Quest for Glory 4: Shadows of Darkness
The General Idea: Ah, here we go. An excellent recovery from QFG3. This time, you’re magically whisked away to the Transylvanian land of Mordavia where, after escaping from the literal bowels of an evil cave, you find yourself fighting the forces of the undead to save a small town and it’s very ungrateful people. Eventually, you find out your old nemesis, Ad Avis, has been turned into a vampire by Katrina, the dark mistress. The two of them intend to use you to find the six missing Dark One rituals and unleash the forces of Hell on Mordavia.
The Pros: The whole game kicks ass. You’ve got vampires, werewolves, a mad scientist, wraiths, zombies, talking skulls, an incarnation of Cthulhu, and a naked ghost chick who lives in the lake and tries to drown you. And for the first time in the QFG series, you don’t receive a hero’s welcome by the townsfolk. You actually have to earn their respect throughout the game. The game itself has a fantastic creepy atmosphere. Arm hairs rise whenever you walk into a new area of the game just to find a freaky ghost screaming at you. And what about that little vampire girl with the glowing eyes? To top it off, the game is narrated by the guy who played Gimli.
The Cons: There’s still a lot of training to do, and more do-or-die time limits on the puzzles. Not much else past that, other than the game bugs. It’s one of the few games that actually gives you the feeling that you’re accomplishing something as the game progresses. I like it.
Wackiest Moment: It happens again and again, but watching the hero defeat a vampire bunny and then strike his victory pose as he lords over it’s tiny corpse never ceases to amuse me.
And I just noticed his pants changed color between games…
Quest for Glory 5: Dragon Fire
The General Idea: In the Greek Kingdom of Silmaria, the king has been murdered, and Batman has been summoned to compete in the Rites of Rulership for the throne. Batman meets up with a lot of familiar faces from the rest of the games and embarks on several Rites, including slaying the Hydra, venturing into Hades, and fighting the forces of Atlantis – all the while dodging assassination attempts. It leads up to an epic showdown against the Dragon of Doom, which ends the series quite nicely with Batman becoming the King of Silmaria.
The Pros: It was one of the first Sierra games to venture into 3D territory, making for a much improved battle system.
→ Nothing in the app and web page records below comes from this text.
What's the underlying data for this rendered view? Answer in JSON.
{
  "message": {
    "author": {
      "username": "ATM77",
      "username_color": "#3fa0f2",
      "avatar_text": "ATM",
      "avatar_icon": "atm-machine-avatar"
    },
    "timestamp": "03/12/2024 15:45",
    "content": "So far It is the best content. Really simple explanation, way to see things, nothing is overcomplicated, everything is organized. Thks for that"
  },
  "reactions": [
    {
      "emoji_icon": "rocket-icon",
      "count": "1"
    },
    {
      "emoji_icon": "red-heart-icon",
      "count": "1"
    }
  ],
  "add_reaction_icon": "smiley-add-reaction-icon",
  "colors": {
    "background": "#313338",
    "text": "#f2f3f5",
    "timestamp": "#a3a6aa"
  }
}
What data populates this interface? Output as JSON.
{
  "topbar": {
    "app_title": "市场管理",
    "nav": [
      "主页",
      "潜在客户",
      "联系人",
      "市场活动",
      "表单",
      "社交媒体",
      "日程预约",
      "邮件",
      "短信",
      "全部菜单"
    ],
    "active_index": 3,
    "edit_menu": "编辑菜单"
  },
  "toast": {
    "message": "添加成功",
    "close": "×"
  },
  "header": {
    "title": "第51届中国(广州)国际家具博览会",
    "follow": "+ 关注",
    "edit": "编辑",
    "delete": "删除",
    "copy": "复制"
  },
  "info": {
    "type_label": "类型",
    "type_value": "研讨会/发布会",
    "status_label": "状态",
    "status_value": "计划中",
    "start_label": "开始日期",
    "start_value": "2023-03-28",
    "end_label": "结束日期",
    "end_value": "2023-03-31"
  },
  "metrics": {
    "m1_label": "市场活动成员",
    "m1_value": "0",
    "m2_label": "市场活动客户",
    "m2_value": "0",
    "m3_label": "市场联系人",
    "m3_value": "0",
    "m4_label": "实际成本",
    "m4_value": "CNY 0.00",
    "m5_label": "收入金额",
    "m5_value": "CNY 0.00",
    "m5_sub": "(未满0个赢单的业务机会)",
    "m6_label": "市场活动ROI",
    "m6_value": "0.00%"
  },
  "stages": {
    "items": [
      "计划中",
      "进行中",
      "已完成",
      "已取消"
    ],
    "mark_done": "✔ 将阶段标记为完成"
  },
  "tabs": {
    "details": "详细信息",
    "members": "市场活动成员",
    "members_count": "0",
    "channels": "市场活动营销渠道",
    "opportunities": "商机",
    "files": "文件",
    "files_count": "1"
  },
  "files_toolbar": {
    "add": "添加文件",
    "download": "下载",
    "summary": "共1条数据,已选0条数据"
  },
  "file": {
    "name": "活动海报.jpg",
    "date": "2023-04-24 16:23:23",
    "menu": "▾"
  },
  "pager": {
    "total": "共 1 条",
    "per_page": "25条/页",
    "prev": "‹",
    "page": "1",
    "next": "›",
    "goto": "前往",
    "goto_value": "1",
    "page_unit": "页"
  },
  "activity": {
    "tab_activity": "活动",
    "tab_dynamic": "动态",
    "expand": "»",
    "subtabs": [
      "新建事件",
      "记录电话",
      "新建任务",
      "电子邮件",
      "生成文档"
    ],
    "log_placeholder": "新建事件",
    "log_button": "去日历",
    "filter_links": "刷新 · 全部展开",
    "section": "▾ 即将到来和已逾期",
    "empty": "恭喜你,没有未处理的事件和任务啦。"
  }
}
Batman could also be customized with different armors, weapons, and funny hats. Aside from that, it’s pretty fun venturing into Greek mythology with the whole arsenal of skills I accumulated over the series (including a magical thermonuclear suicide attack.) All the classes get a fair share of side-quests, and the thief even gets to repeatedly break into a bank and read about his accomplishments on the notice board the next day. Oh, yeah! And there’s Toro the Minotaur, the funniest sidekick ever. Everybody loves Toro.
The Cons: For 3D, the technology was still new, so all the characters look shiny and deformed. Even the epic Dragon of Doom looks like a cookie-cutter monster you could kill with a slingshot. What really pissed me off were the bad guys who could spray fire on me, since I’d die in just two seconds from that. Then came all the technical bugs that needed patching. Blaaaah. Otherwise, good game.
Wackiest Moment: I like how even though my character can beat two written exams, he doesn’t get accepted into the Academy of Science until he can make a pizza.
In the end, the Quest for Glory series was probably one of Sierra’s best at the time, and maybe the only one that’s actually complete and doesn’t need any future sequels. I’m surprised the current copyright holders have never tried to revive the series since it’s very suitable for today’s WoW gamers. If you’re a fan of the old games, this one’s worth checking out.
March 18 2009 | Video Games | No Comments »